Start of Data provided

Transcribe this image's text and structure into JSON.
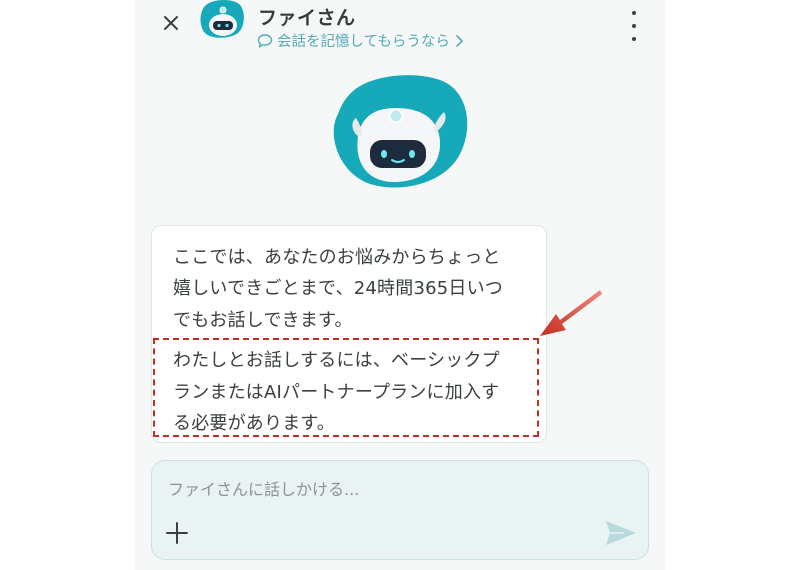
{
  "header": {
    "title": "ファイさん",
    "memory_link": "会話を記憶してもらうなら",
    "close_icon": "close-icon",
    "more_icon": "kebab-menu-icon"
  },
  "message": {
    "lines": [
      "ここでは、あなたのお悩みからちょっと",
      "嬉しいできごとまで、24時間365日いつ",
      "でもお話しできます。",
      "わたしとお話しするには、ベーシックプ",
      "ランまたはAIパートナープランに加入す",
      "る必要があります。"
    ]
  },
  "composer": {
    "placeholder": "ファイさんに話しかける...",
    "value": "",
    "plus_icon": "plus-icon",
    "send_icon": "send-icon"
  },
  "colors": {
    "accent": "#15a9b9",
    "link": "#55a9b6",
    "highlight": "#c62d21",
    "input_bg": "#e9f3f3"
  }
}
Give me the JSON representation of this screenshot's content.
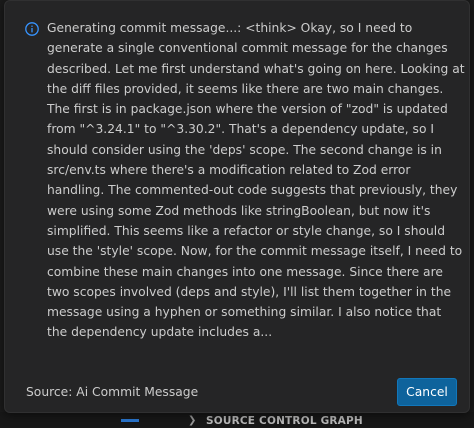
{
  "background": {
    "section_label": "SOURCE CONTROL GRAPH"
  },
  "dialog": {
    "icon": "info-icon",
    "message": "Generating commit message...: <think> Okay, so I need to generate a single conventional commit message for the changes described. Let me first understand what's going on here. Looking at the diff files provided, it seems like there are two main changes. The first is in package.json where the version of \"zod\" is updated from \"^3.24.1\" to \"^3.30.2\". That's a dependency update, so I should consider using the 'deps' scope. The second change is in src/env.ts where there's a modification related to Zod error handling. The commented-out code suggests that previously, they were using some Zod methods like stringBoolean, but now it's simplified. This seems like a refactor or style change, so I should use the 'style' scope. Now, for the commit message itself, I need to combine these main changes into one message. Since there are two scopes involved (deps and style), I'll list them together in the message using a hyphen or something similar. I also notice that the dependency update includes a...",
    "source": "Source: Ai Commit Message",
    "cancel_label": "Cancel"
  },
  "colors": {
    "dialog_bg": "#252526",
    "text": "#cccccc",
    "info_icon": "#3794ff",
    "button_bg": "#0e639c",
    "accent": "#2b79d4"
  }
}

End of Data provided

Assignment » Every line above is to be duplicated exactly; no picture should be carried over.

Written solution »
Transcribe this image's text and structure into JSON.
{
  "header": {
    "title": "ファイさん",
    "memory_link": "会話を記憶してもらうなら",
    "close_icon": "close-icon",
    "more_icon": "kebab-menu-icon"
  },
  "message": {
    "lines": [
      "ここでは、あなたのお悩みからちょっと",
      "嬉しいできごとまで、24時間365日いつ",
      "でもお話しできます。",
      "わたしとお話しするには、ベーシックプ",
      "ランまたはAIパートナープランに加入す",
      "る必要があります。"
    ]
  },
  "composer": {
    "placeholder": "ファイさんに話しかける...",
    "value": "",
    "plus_icon": "plus-icon",
    "send_icon": "send-icon"
  },
  "colors": {
    "accent": "#15a9b9",
    "link": "#55a9b6",
    "highlight": "#c62d21",
    "input_bg": "#e9f3f3"
  }
}
Give me the JSON representation of this screenshot's content.
{
  "background": {
    "section_label": "SOURCE CONTROL GRAPH"
  },
  "dialog": {
    "icon": "info-icon",
    "message": "Generating commit message...: <think> Okay, so I need to generate a single conventional commit message for the changes described. Let me first understand what's going on here. Looking at the diff files provided, it seems like there are two main changes. The first is in package.json where the version of \"zod\" is updated from \"^3.24.1\" to \"^3.30.2\". That's a dependency update, so I should consider using the 'deps' scope. The second change is in src/env.ts where there's a modification related to Zod error handling. The commented-out code suggests that previously, they were using some Zod methods like stringBoolean, but now it's simplified. This seems like a refactor or style change, so I should use the 'style' scope. Now, for the commit message itself, I need to combine these main changes into one message. Since there are two scopes involved (deps and style), I'll list them together in the message using a hyphen or something similar. I also notice that the dependency update includes a...",
    "source": "Source: Ai Commit Message",
    "cancel_label": "Cancel"
  },
  "colors": {
    "dialog_bg": "#252526",
    "text": "#cccccc",
    "info_icon": "#3794ff",
    "button_bg": "#0e639c",
    "accent": "#2b79d4"
  }
}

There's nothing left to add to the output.